On my last night in Estonia I was not alone – having sought out the last RMK free camp site (ominously named Krapi) before the border I found myself being joined by more mosquitoes than I had encountered on the rest of the trip. So I was more than happy to see another bicycle front light bumping along the pine forest track towards me as the light was fading – another cyclist to share the evening menu with. Marc is from Germany and was on his way back home having cycled up to the North cap and back. And as he was clocking 120km+ per day and taking the ferry from Lithuania, he was very near his goal.
We were both unsure what awaited us in Latvia, as with one of the lowest covid infection rates in Europe we had heard new arrivals had to quarantine, but did not know how it would be enforced and what it meant for border crossing. We parted company after breakfast and Marc sent a message back from further down the small road we were both following to say there were no checks, just cameras – something that became a recurring theme in Latvia, cameras everywhere. There were even signs on trees leading into fairly dense forest promising security cameras. The other initial difference I noticed over the border was the slightly sickly sweet smell of the cars going past me, the unmistakable waft of LPG reminded me instantly of riding in Georgia.
After one more night by the coast and a stop at the beautiful little Saulkrasti bicycle museum, I was in the capital city of Riga, where Miriam arrived by bus and we settled into our quarantine period in a top floor flat with a rickety old lift with comedy swinging doors (which made getting the bikes up to the 6th floor interesting). Visiting the city was limited to a couple of very socially distanced walks in the evenings and ordering food to be contact free delivered to our apartment door.
Getting back on the bike and back to the Eurovelo 13/10 took us straight back to the coast and miles of white sandy beaches. Even better was the fact that the sand was hard enough to cycle on, so when we could find access points through the dunes we could ride right next to the sea for stretches. Unlike in Estonia though, there was no free camping provision and almost all of the coastline was either privately owned or designated national park and clearly signed no camping.
Luckily accommodation was pretty affordable, especially when split between 2 and we stumbled across some real gems; including a barrel right next to the shore facing the rising sun in the morning, a lakeside cabin with just the 11 beds for us to choose from, and more often than not our own private beaches as no one else was staying. The weather was getting ever more autumnal but the coastline had plenty of windswept beauty for us, between the major towns along the bay of Riga and the Baltic sea.
At Kolka we left the bay of Riga behind us and turned more southwards along the wilder Baltic sea. In Martine we searched for a boat graveyard among the pine trees behind the sand dunes. In Ventspils we spent a morning tracking down cow sculptures which are dotted around the town (putting Milton Keynes to shame I have to say), a diversion inland to the regional cultural hub of Dundaga led us to a crocodile sculpture celebrating the origins of THE Crocodile Dundee, and in Liepaja we spent an afternoon in Karosta prison and pottering around a part of the city which had been shrouded in secrecy and completely off limits to the locals during the Soviet occupation. Its subsequent reintegration into the city’s life since the mid-90s has also been fraught with social difficulties.
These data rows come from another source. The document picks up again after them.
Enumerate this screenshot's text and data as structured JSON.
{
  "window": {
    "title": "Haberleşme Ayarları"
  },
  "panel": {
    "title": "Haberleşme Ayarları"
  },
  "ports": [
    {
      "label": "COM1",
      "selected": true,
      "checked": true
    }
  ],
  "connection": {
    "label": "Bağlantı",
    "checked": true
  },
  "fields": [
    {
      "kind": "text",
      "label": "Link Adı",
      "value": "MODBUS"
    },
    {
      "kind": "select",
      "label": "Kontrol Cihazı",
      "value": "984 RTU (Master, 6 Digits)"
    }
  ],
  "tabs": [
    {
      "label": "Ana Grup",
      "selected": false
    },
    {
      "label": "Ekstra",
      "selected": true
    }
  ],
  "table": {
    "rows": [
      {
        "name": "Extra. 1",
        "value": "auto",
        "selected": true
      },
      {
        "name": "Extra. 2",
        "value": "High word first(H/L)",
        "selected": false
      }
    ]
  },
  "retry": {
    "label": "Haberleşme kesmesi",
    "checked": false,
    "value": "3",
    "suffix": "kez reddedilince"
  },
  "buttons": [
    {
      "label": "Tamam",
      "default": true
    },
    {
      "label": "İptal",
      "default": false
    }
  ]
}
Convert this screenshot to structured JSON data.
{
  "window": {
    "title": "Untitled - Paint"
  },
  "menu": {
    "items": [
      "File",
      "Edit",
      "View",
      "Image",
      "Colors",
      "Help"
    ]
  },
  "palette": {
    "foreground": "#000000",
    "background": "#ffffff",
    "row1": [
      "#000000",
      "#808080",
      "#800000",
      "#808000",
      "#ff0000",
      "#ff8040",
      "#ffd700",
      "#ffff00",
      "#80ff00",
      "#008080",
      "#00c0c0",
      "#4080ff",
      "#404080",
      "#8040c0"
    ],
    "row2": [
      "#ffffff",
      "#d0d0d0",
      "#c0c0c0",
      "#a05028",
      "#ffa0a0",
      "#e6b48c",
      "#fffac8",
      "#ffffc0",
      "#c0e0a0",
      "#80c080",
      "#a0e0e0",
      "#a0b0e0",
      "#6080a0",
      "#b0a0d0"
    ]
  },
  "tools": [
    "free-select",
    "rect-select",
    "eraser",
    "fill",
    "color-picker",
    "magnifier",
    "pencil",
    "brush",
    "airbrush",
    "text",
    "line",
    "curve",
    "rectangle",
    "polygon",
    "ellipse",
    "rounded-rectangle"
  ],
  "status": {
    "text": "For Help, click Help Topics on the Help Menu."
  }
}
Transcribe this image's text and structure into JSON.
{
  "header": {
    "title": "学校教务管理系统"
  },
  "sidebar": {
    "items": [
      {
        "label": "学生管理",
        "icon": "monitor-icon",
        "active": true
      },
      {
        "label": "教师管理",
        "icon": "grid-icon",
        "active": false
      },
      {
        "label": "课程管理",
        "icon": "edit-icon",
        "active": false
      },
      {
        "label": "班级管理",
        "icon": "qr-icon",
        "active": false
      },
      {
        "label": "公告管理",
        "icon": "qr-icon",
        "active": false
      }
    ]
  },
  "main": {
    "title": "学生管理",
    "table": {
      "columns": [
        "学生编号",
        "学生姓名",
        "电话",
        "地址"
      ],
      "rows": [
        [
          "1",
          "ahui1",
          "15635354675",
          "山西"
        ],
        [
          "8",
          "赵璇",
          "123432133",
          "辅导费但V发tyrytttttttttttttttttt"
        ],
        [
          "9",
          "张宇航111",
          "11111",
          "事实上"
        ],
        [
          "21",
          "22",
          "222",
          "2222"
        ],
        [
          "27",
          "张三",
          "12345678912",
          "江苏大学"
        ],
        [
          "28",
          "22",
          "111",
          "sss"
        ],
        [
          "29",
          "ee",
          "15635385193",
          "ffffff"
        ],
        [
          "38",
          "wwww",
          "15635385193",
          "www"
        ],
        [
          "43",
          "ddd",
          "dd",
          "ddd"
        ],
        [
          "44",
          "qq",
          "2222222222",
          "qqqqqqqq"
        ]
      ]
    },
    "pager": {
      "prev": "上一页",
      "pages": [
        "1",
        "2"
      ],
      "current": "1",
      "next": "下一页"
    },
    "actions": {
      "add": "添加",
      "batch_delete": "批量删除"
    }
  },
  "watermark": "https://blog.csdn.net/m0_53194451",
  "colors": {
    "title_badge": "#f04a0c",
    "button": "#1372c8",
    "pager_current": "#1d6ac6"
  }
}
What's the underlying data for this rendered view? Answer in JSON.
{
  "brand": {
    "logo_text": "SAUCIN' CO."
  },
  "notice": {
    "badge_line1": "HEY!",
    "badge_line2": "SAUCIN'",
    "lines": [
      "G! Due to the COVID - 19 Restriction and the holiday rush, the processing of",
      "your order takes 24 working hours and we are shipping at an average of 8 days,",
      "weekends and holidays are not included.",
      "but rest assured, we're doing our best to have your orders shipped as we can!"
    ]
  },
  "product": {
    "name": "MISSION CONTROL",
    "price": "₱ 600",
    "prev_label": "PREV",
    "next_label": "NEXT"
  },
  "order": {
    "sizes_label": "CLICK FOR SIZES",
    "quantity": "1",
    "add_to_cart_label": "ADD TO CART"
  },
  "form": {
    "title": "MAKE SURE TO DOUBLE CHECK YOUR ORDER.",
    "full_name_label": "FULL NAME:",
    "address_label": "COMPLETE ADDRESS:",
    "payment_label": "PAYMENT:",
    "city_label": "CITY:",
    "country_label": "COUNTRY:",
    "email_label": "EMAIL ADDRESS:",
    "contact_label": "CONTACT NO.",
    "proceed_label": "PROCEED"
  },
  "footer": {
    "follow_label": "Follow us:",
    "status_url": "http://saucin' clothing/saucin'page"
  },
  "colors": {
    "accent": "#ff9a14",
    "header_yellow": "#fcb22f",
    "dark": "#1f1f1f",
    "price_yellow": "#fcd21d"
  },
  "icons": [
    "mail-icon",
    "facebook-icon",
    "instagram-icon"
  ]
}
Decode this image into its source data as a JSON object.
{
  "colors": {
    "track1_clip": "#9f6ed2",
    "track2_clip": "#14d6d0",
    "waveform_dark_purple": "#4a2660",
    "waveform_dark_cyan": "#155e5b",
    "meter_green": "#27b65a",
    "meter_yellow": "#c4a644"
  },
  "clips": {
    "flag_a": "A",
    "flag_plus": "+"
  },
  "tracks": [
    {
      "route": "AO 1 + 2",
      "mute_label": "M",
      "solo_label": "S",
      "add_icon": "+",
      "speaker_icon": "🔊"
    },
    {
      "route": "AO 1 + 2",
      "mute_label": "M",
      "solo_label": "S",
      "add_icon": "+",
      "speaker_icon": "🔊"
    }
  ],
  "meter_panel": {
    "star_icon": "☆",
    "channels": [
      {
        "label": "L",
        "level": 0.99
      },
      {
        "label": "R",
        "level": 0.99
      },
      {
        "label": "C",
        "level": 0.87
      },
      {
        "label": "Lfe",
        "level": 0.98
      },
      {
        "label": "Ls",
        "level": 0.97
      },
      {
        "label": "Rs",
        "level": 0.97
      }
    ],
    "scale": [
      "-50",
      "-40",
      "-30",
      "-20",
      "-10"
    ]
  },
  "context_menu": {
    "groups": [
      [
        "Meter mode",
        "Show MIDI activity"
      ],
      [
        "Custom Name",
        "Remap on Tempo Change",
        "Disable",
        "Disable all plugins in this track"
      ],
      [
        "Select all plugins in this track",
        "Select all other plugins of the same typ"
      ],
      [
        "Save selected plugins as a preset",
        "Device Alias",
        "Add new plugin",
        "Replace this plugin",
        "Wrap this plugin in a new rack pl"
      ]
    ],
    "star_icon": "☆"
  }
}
But before we knew it, the wind had swung round from the south to the north and blown us to within a day’s ride of Lithuania. So Klaipeda will be the next stop on this Baltic coastal adventure, and possibly the last as it’s not possible to get a Russian visa to travel through the enclave of Kaliningrad due to Covid. Meaning our route will have to head inland, where the eternal distraction of the coast and the beach won’t be able to blinker the greying skies and dropping temperatures of the last few days.